Louise Bronstein was a good photographer in the same way Adele Angle was as extremely talented journalist, who pursued the profession to general acclaim. John Abraham and I shared two particular tastes, always reminded in our conversations, but which I will keep secret in these notes. James Tehan was always concerned with my well-being and would take me to the Catholic church on Sundays. Of my junior friends, I cannot forget my most promising student of Portuguese swear words, Jim Opinsky and, of course, Marilyn Sharpe, with whom I liked to discuss politics. I apologize for the many omissions, on account only of the dense fog of time in my memory.
It was also there, in West Hartford, where I learned the joys of work. My allowance paid by the otherwise generous AFS was of US$ 2.00 (two US dollars) a week. Admittedly, this was not very much if one had to go out with friends over the weekends. I thus came to make the proposition of asking the girls out, but with an extended invitation to wash cars in the afternoon. I never had one single refusal. As the cars were all on Concord Street, Mrs. Knox would provide sandwiches and refreshments as well as keep an eye on my bedroom.
At one point, Benjamin Strouse got me a highly paid job carrying mattresses at a deposit. The strenuous effort had me exhausted, but the pay was good. After that job, I never complained of work. I then had money both to take girls out and to buy some clothes. Up to that point, I had resorted to second hand clothes lent me by Mrs. Knox’s friends. One notable exception to borrowing was made by Richard Friedman. He would buy clothes supposedly for himself only to promptly discard them brand new, without any use, with a view to making them available to me.
At Hall High, I made friends who have lasted half a century! But, most importantly, I learned values which have become an integral part of myself, including those requiring an intransigent defense of freedom, of human rights and dignity, tempered by tolerance, decency, charity and respect for the differences in race, creed and nationality. One of my most important academic achievements was to have become sports editor of Hall Highlights, the best student newspaper ever produced. My exuberant headline “Lousy Lacrosse Team Loses Again” still reverberates in my brain, even if I never had it published, to avoid hurting my friends.

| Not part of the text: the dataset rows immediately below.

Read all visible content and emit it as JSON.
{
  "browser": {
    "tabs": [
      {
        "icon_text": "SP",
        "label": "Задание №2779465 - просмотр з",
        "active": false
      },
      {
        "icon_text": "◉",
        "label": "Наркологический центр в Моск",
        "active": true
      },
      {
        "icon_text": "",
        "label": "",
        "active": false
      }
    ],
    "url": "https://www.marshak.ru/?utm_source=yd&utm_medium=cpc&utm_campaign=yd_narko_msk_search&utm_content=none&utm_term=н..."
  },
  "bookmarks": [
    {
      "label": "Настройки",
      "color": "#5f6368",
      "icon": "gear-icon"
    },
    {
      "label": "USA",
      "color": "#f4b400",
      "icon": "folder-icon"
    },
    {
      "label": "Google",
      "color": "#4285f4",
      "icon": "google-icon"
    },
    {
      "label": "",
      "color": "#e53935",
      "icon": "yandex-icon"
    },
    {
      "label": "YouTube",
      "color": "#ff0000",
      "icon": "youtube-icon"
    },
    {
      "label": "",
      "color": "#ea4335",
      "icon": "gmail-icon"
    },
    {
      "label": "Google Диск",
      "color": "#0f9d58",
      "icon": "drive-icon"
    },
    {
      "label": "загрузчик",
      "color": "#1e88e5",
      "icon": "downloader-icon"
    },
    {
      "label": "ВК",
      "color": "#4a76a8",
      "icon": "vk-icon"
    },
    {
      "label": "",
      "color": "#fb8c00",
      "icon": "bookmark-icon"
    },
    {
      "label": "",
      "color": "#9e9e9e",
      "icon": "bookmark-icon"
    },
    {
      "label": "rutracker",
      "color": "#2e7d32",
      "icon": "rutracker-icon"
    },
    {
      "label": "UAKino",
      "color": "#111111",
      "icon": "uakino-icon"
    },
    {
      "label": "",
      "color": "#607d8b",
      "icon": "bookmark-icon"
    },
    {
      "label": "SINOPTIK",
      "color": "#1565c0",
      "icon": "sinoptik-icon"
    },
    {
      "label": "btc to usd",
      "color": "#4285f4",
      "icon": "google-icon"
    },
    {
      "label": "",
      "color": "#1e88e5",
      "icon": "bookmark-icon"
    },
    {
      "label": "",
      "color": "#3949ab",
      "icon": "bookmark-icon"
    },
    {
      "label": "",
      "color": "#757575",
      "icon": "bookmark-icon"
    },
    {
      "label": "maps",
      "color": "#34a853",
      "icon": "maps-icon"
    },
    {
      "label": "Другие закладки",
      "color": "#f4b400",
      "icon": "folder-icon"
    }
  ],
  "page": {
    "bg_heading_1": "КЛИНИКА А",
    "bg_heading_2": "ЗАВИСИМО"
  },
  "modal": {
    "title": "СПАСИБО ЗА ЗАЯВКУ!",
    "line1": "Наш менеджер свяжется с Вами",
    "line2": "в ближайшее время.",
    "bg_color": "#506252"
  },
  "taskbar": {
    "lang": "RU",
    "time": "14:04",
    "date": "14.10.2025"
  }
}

I accompanied my American parents until their demise. We met on numerous occasions in many places and they kept up the support work throughout the years, even when I was already a successful lawyer. I still keep a very close relationship with Jim Knox, whom I see very often all over the world, even if he is always threatening the contents of my cellars in a most serious manner and with dangerous determination. My contacts with Jenny and Steve are also close. I have returned to Hall High twice in the past decades, when I had the opportunity to address students. In the last of those occasions, the city of Hartford and the State of Connecticut have granted me honors of which I am very proud.
Thus, it is with pain and very much regret that I will not be able to join my friends and classmates in the celebrations of our 50th anniversary and send all of them my kindest regards and best wishes, together with these notes.
By Durval de Noronha Goyos Jr.
Hall High, class of 69. Lawyer admitted in Brazil, England and Wales and Portugal. President of the Brazilian Union of Writers (UBE). Member of the Academy of Letters of Portugal.